(Entries from a dataset of interfaces)
+--

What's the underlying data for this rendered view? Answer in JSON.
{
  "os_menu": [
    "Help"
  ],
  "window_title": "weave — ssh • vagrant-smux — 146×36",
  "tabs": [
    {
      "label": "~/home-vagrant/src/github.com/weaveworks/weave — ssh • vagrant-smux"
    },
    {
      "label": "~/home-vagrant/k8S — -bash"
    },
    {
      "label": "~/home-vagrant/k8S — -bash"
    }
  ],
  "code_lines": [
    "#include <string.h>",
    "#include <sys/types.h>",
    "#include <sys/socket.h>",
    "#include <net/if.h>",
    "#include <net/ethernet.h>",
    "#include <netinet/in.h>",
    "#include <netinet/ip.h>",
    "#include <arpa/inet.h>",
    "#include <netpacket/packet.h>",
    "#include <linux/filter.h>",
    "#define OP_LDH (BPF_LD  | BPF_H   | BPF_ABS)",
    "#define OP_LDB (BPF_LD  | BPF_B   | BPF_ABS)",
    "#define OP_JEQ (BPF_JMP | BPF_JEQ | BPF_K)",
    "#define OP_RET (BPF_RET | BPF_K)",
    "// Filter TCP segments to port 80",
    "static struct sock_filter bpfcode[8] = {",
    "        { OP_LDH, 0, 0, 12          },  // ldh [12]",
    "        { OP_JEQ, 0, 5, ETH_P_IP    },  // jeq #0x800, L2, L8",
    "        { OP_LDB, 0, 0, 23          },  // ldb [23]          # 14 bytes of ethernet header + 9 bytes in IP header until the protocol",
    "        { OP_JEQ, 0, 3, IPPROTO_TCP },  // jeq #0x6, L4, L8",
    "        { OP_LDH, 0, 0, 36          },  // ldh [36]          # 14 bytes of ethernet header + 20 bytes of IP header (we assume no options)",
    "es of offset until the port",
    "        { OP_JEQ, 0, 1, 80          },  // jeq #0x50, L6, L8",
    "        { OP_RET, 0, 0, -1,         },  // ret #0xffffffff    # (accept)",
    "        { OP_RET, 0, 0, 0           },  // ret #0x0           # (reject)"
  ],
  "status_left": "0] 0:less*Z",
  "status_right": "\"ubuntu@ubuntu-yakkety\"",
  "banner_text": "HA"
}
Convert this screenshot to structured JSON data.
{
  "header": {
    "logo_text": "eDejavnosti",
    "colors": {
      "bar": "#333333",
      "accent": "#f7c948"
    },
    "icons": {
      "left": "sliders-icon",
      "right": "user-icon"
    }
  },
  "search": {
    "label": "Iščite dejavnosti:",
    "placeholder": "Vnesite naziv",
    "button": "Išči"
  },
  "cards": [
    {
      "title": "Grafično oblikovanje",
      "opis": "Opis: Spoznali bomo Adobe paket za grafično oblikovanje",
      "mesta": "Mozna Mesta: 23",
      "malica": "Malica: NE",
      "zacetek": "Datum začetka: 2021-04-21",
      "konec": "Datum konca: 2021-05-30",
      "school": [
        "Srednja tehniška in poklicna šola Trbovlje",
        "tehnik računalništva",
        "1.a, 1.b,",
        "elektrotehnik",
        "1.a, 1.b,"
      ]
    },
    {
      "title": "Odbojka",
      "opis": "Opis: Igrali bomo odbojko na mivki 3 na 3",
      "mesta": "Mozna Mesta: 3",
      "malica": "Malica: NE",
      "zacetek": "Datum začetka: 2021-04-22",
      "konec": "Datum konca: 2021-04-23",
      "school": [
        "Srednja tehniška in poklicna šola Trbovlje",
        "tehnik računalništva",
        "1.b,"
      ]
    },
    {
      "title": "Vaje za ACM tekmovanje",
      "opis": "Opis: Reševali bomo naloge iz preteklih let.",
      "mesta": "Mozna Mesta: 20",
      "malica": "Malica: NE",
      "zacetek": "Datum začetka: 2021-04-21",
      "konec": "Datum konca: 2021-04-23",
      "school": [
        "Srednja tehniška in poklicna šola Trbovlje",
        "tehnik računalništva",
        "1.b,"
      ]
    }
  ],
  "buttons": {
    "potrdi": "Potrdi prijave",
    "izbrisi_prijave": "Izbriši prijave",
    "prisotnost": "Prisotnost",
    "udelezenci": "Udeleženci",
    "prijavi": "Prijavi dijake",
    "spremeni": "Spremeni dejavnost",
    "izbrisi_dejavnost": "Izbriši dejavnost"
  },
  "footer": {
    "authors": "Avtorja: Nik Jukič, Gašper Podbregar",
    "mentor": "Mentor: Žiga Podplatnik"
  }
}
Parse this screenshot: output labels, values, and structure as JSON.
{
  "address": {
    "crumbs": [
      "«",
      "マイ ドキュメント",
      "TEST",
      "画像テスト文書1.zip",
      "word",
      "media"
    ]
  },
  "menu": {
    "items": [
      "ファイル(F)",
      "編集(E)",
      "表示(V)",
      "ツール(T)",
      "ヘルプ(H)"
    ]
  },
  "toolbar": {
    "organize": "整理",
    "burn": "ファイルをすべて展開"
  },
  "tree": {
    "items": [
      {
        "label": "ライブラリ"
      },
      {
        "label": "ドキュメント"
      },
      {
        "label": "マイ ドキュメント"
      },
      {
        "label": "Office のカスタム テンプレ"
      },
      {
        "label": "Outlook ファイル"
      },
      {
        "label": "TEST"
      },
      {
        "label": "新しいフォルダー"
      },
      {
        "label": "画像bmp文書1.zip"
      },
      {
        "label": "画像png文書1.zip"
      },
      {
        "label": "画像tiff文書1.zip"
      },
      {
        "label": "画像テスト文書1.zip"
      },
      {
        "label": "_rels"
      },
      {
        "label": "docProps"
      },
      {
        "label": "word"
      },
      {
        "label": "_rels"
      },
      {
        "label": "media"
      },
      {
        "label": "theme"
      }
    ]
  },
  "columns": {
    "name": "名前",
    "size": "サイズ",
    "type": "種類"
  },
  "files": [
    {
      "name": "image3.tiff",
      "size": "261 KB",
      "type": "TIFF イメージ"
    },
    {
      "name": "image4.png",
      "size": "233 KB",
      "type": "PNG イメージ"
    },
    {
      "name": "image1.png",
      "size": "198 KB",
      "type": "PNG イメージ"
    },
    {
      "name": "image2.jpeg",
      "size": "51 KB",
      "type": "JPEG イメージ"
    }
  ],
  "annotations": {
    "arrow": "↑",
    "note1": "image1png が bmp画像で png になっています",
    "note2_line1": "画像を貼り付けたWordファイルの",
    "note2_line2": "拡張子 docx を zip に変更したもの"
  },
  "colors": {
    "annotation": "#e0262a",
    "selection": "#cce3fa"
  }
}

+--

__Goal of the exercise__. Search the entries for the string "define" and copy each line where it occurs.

__Answer to the problem__.
    "#define OP_LDH (BPF_LD  | BPF_H   | BPF_ABS)",
    "#define OP_LDB (BPF_LD  | BPF_B   | BPF_ABS)",
    "#define OP_JEQ (BPF_JMP | BPF_JEQ | BPF_K)",
    "#define OP_RET (BPF_RET | BPF_K)",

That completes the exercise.